# Problem Formulation¶

In the PYOMO language, like any other algebraic modeling languages (AMLs), the optimization problem consists of three main components: decision variables, constraints, and an objective function. This section briefly introduces these components and explains the modalities supported by the platform.

### Model¶

As an object-oriented language, PYOMO organizes the optimization problem into a single object of type ConcreteModel. It contains all the other components as Python attributes. The model is declared in the following way:

import pyomo.environ as pyo

model = pyo.ConcreteModel()


### Decision Variables¶

The variables component is the “unknown part” of the model. The solver aims to assign values that constitute the best possible solution. Following is a description of the possible arguments for variable declaration in PYOMO.

In many optimization problems, the variables are indexed. The index set is provided as the first argument to the PYOMO var object.

index_set = [0, 1, 2, 3]

model.x = pyo.Var(index_set)


Next, state the variable domain. It may be a binary variable, an integer variable, a real variable, etc. The platform currently supports the binary and integer domains:

• Binary:

model.x = pyo.Var(index_set, domain=pyo.Binary)


• Integer:

model.x = pyo.Var(index_set, domain=pyo.NonNegativeIntegers, bounds=(0, 7))


If you know the variable value, fix it now to save qubits:

model.x[0].fix(3)


See PYOMO variables.

### Constraints¶

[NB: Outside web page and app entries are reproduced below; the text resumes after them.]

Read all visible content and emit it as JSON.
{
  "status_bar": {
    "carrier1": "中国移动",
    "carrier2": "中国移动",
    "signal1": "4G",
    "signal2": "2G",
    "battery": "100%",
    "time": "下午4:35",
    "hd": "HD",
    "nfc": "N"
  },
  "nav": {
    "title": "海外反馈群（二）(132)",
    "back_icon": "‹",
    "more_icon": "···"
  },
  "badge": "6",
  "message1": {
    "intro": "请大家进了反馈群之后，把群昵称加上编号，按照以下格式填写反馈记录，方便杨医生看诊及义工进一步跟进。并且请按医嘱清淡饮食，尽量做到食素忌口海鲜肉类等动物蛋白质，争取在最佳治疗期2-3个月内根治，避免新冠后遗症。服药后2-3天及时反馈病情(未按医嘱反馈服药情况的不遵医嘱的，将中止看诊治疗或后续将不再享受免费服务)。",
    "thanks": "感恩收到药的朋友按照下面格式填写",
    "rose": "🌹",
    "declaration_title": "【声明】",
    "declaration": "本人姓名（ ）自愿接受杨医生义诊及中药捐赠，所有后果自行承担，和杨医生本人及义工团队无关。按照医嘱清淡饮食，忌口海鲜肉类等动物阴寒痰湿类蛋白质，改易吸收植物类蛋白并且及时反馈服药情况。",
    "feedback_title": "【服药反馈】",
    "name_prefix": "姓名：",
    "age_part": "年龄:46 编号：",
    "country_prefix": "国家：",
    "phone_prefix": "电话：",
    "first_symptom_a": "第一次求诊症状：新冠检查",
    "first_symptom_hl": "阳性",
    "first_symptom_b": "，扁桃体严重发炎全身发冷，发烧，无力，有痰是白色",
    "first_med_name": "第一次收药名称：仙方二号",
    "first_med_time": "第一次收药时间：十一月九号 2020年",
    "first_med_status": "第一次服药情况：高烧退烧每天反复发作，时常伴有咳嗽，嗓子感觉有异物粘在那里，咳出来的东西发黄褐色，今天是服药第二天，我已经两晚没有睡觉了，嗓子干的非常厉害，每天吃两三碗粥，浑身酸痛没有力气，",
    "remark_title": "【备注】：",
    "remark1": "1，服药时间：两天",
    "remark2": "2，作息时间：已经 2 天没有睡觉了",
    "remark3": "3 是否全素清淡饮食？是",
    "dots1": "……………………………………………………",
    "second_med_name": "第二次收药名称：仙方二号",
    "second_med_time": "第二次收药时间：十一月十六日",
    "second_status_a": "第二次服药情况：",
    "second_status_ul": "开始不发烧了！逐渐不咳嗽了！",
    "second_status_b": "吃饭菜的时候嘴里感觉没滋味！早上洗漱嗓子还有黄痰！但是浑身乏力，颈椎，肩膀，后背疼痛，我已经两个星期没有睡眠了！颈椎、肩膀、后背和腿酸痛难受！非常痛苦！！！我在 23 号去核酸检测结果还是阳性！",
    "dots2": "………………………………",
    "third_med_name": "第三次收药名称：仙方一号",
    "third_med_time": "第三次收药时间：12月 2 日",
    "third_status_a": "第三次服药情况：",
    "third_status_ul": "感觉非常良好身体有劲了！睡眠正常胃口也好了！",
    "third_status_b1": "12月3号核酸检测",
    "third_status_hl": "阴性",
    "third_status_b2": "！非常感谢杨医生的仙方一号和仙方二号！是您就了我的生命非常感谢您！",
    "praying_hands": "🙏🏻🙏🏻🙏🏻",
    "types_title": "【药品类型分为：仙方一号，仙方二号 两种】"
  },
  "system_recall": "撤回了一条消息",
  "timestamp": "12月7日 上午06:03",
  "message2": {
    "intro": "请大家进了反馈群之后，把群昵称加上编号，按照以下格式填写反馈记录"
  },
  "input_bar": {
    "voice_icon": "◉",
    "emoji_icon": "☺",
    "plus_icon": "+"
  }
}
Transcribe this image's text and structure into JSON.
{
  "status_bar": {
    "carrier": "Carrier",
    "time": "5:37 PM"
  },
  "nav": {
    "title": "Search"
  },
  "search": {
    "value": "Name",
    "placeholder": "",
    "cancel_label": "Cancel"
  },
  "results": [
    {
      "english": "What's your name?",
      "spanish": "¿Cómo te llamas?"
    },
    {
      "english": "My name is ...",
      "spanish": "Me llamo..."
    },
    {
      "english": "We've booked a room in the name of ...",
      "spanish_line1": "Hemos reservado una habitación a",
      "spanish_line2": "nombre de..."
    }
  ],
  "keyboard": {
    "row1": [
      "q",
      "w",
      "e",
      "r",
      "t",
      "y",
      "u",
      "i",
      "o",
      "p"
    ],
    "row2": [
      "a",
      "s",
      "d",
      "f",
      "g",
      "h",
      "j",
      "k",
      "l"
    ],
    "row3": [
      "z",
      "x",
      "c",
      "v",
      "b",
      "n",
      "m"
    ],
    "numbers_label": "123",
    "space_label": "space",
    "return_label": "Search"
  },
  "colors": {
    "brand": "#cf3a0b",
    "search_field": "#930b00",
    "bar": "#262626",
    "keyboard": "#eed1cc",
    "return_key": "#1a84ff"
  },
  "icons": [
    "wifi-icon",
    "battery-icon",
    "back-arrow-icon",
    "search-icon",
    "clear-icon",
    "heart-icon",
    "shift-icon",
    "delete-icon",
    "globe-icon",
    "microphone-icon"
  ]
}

Constraints enrich the descriptive power of optimization problems. Different scenarios, rules, regulations, and variable relations may be phrased as conditions on decision variables that must be satisfied. In PYOMO, specify the constraints using equality or inequality expressions. There are several ways to integrate them inside the existing PYOMO model:

• Using the expr argument:
model = pyo.ConcreteModel()
model.x = pyo.Var(index_set, domain=pyo.Binary)
model.amount_constraint = pyo.Constraint(expr=sum(model.x[i] for i in model.x) == 3)

• Using a rule argument and a separate Python function:
def amount_rule(model):
return sum(model.x[i] for i in model.x) == 3

model.amount = pyo.Constraint(rule=amount_rule)

• Using a Python constraint decorator:
@model.Constraint()
def amount_rule(model):
return sum(model.x[i] for i in model.x) == 3


Index the constraints similarly to the variables.

def size_rule(model, i):
return model.x[i] <= model.x[i + 1]

model.size_rule = pyo.Constraint(index_set[:-1], rule=size_rule)


### Objective Function¶

The objective function encodes the essence of the best solution. It is a function of the decision variables, which return a real value that the optimization solver tries to minimize or maximize.

It is incorporated into the PYOMO model similarly to the constraints: with an expr argument, with a rule argument, or with a decorator. An additional declaration argument is sense, which is set to minimize or maximize.

model.cost = pyo.Objective(expr=sum(model.x[i] for i in index_set), sense=pyo.maximize)


### Importing¶

You can import all PYOMO components from the pyomo.environ sub-package:

import pyomo.environ as pyo

Model = pyo.ConcreteModel()
model.variable = pyo.Var()
model.constraint = pyo.Constraint()


### Complete Example¶

from typing import Union, List
import numpy as np
import pyomo.core as pyo
import networkx as nx

def mis(graph: Union[nx.Graph, List[List[int]]]) -> pyo.ConcreteModel:
if isinstance(graph, list):
graph = nx.convert_matrix.from_numpy_matrix(np.array(graph))
model = pyo.ConcreteModel()
model.Nodes = pyo.Set(initialize=list(graph.nodes))
model.Arcs = pyo.Set(initialize=list(graph.edges))

model.x = pyo.Var(model.Nodes, domain=pyo.Binary)

@model.Constraint(model.Arcs)
def independent_rule(model, node1, node2):
return model.x[node1] + model.x[node2] <= 1

model.cost = pyo.Objective(expr=sum(list(model.x.values())), sense=pyo.maximize)

return model


This example combines all components under a single Python function. It accepts user-defined inputs, and returns a complete PYOMO model with the assigned parameters. The function is saved in a file of the same name. The graph may be either an instance of the networkx.Graph class or the adjacency matrix in the form of List[List[int]].